Mohammed Bah Abba a teacher in Nigeria, developed a small-scale storage “pot-in-pot” system that uses two pots of slightly different size. The smaller pot is placed inside the larger pot and the gap between the two pots is filled with sand. Mohammed won the Rolex 200 Award for Enterprise for his design. Further details are in Number 4 Volume 27 Oct/ Dec 2000 of Appropriate Technology.
In Sudan, Practical Action and the Woman’s Association for Earthenware Manufacturing have been experimenting with the storage design of Mohammed Bah Abba. The aim of the experimentation was to discover how effective and economical the Zeer storage is in conserving foods. Zeer is the Arabic name for the large pots used. The results are shown in the following table. (click image to enlarge)
As a result of the tests, the Woman’s Association for Earthenware Manufacturing started to produce and market the pots specifically for food preservation.
A Bamboo Cooler
The base of the cooler is made from a large diameter tray that contains water. Bricks are placed within this tray and an open weave cylinder of bamboo or similar material is placed on top of the bricks. Hessian cloth is wrapped around the bamboo frame, ensuring that the cloth is dipping into the water to allow water to be drawn up the cylinder’s wall. Food is kept in the cylinder with a lid placed on the top.
An Almirah Cooler
The Almirah is a more sophisticated cooler that has a wooden frame covered in cloth. There is a water tray at the base and on top of the frame into which the cloth dips, thus keeping it wet. A hinged door and internal shelves allow easy access to the stored produce.
A Charcoal Cooler
The charcoal cooler is made from an open timber frame of approximately 50mm x 25mm (2″ x 1″) in section. The door is made by simply hinging one side of the frame. The wooden frame is covered in mesh, inside and out, leaving a 25mm (1″) cavity which is filled with pieces of charcoal. The charcoal is sprayed with water, and when wet provides evaporative cooling. The framework is mounted outside the house on a pole with a metal cone to deter rats and a good coating of grease to prevent ants getting to the food.
The top is usually solid and thatched, with an overhang to deter flying insects.
All cooling chambers should be placed in a shady position, and exposure to the wind will help the cooling effect. Airflows can be artificially created through the use of a chimney.

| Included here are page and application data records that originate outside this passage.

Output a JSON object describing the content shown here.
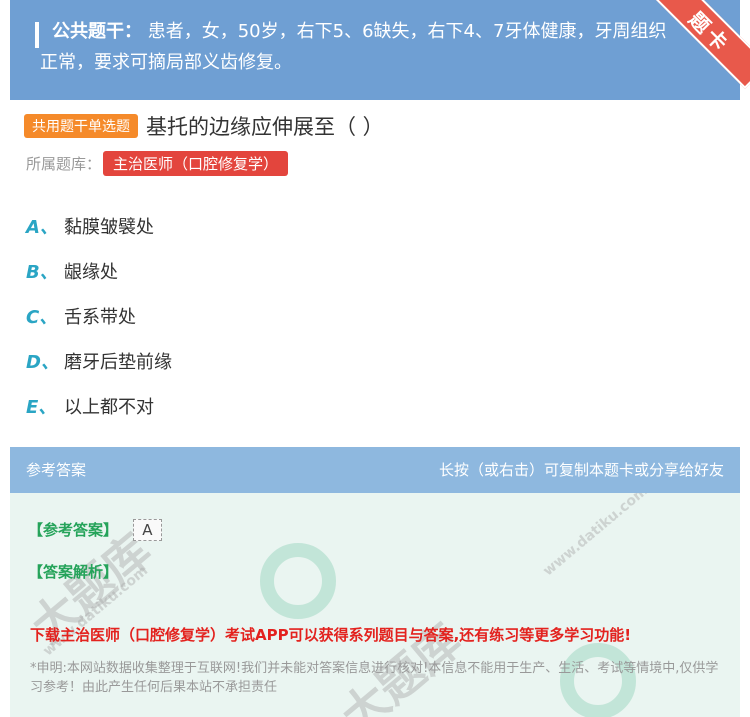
{
  "stem": {
    "label": "公共题干：",
    "text": "患者，女，50岁，右下5、6缺失，右下4、7牙体健康，牙周组织正常，要求可摘局部义齿修复。"
  },
  "corner_badge": "题卡",
  "question": {
    "type_tag": "共用题干单选题",
    "title": "基托的边缘应伸展至（ ）"
  },
  "bank": {
    "label": "所属题库：",
    "name": "主治医师（口腔修复学）"
  },
  "options": [
    {
      "letter": "A、",
      "text": "黏膜皱襞处"
    },
    {
      "letter": "B、",
      "text": "龈缘处"
    },
    {
      "letter": "C、",
      "text": "舌系带处"
    },
    {
      "letter": "D、",
      "text": "磨牙后垫前缘"
    },
    {
      "letter": "E、",
      "text": "以上都不对"
    }
  ],
  "answer_section": {
    "title": "参考答案",
    "hint": "长按（或右击）可复制本题卡或分享给好友",
    "answer_label": "【参考答案】",
    "answer_value": "A",
    "analysis_label": "【答案解析】",
    "promo": "下载主治医师（口腔修复学）考试APP可以获得系列题目与答案,还有练习等更多学习功能!",
    "disclaimer": "*申明:本网站数据收集整理于互联网!我们并未能对答案信息进行核对!本信息不能用于生产、生活、考试等情境中,仅供学习参考！由此产生任何后果本站不承担责任"
  },
  "watermark": {
    "brand": "大题库",
    "url": "www.datiku.com"
  },
  "colors": {
    "stem_bg": "#6f9fd3",
    "tag_orange": "#f58a2a",
    "badge_red": "#e3453d",
    "option_letter": "#2aa5c4",
    "answer_header_bg": "#8eb8df",
    "answer_green": "#25a35a",
    "promo_red": "#e3221e"
  }
}
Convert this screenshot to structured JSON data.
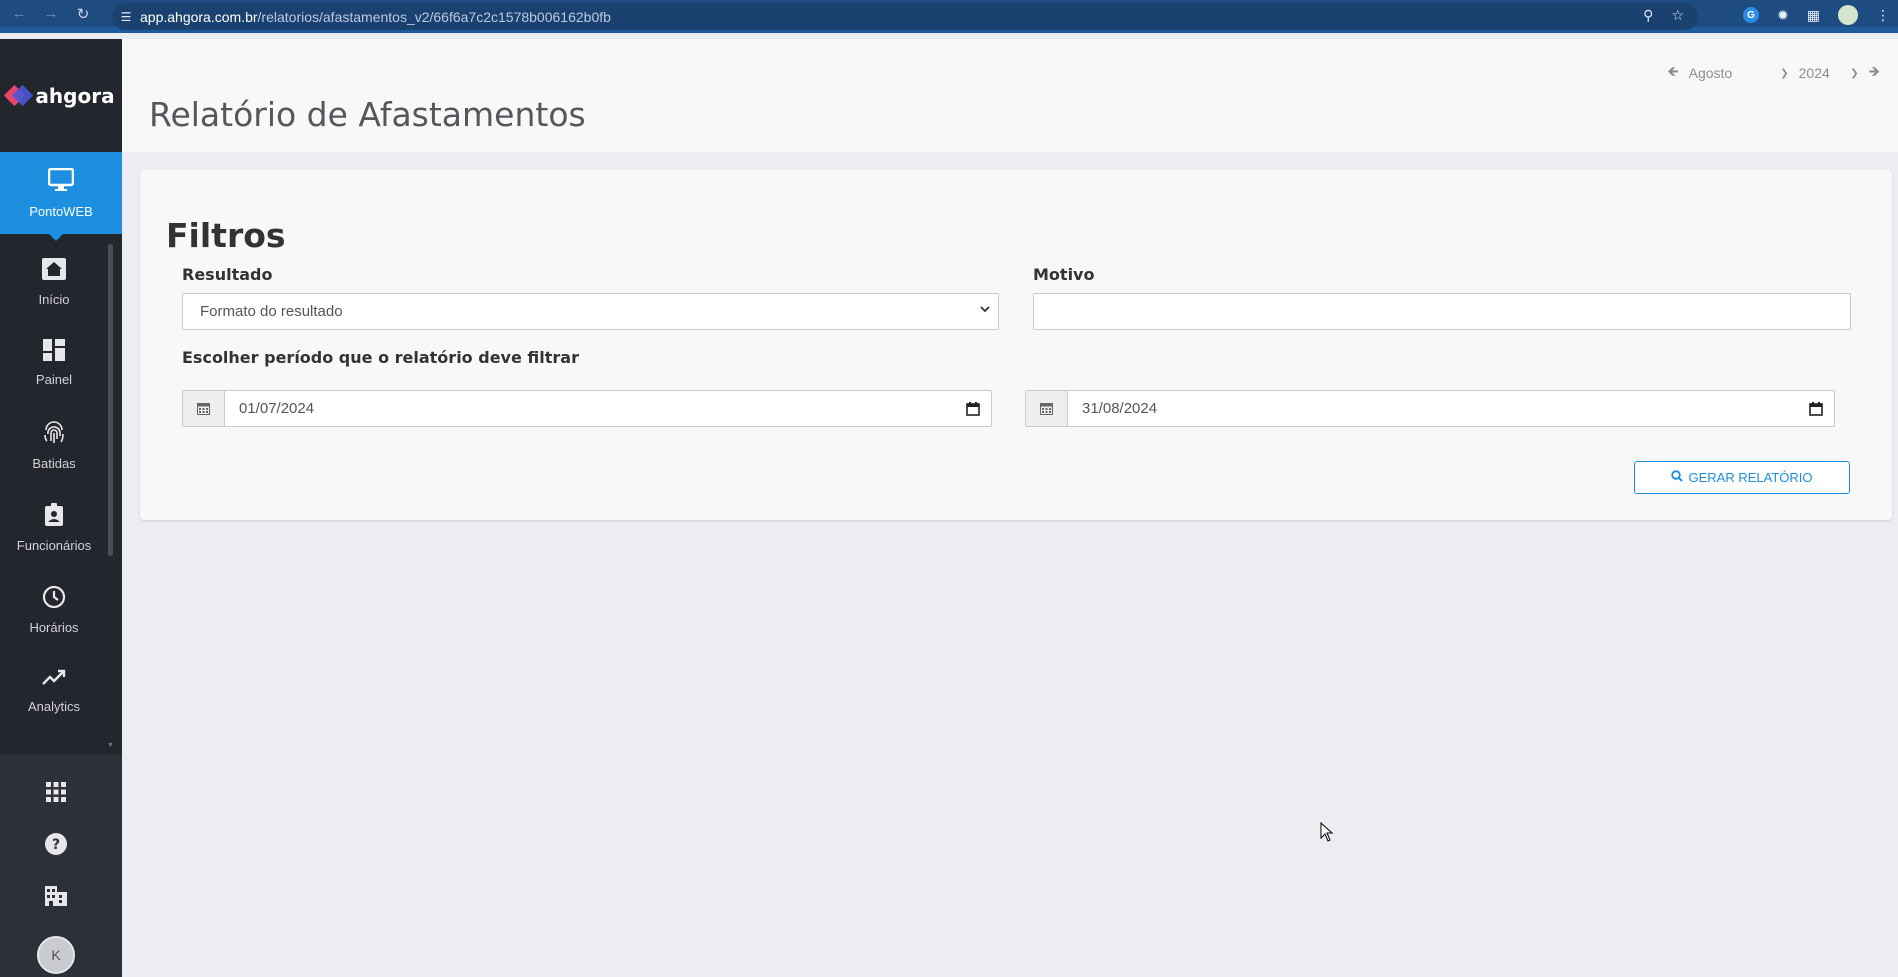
{
  "browser": {
    "url_host": "app.ahgora.com.br",
    "url_path": "/relatorios/afastamentos_v2/66f6a7c2c1578b006162b0fb"
  },
  "sidebar": {
    "brand": "ahgora",
    "active_item": {
      "label": "PontoWEB",
      "icon": "monitor-icon"
    },
    "items": [
      {
        "label": "Início",
        "icon": "home-icon"
      },
      {
        "label": "Painel",
        "icon": "dashboard-icon"
      },
      {
        "label": "Batidas",
        "icon": "fingerprint-icon"
      },
      {
        "label": "Funcionários",
        "icon": "badge-icon"
      },
      {
        "label": "Horários",
        "icon": "clock-icon"
      },
      {
        "label": "Analytics",
        "icon": "trend-icon"
      }
    ],
    "bottom_icons": [
      "apps-grid-icon",
      "help-icon",
      "building-icon"
    ],
    "user_initial": "K"
  },
  "header": {
    "title": "Relatório de Afastamentos",
    "month": "Agosto",
    "year": "2024"
  },
  "filters": {
    "title": "Filtros",
    "result_label": "Resultado",
    "result_value": "Formato do resultado",
    "reason_label": "Motivo",
    "reason_value": "",
    "period_label": "Escolher período que o relatório deve filtrar",
    "start_date": "01/07/2024",
    "end_date": "31/08/2024",
    "generate_label": "GERAR RELATÓRIO"
  },
  "colors": {
    "accent": "#1d8fe0",
    "sidebar_bg": "#23262d",
    "browser_bar": "#1e4b80"
  }
}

For example using a mini electric fan or an oil lamp to create airflows through the chimney – the resulting draft draws cooler air into the cabinet situated below the chimney. The Bhartya cool cabinet uses this principle to keep its contents cool. Wire mesh shelves and holes in the bottom of the raised cabinet ensure the free movement of air passing over the stored food.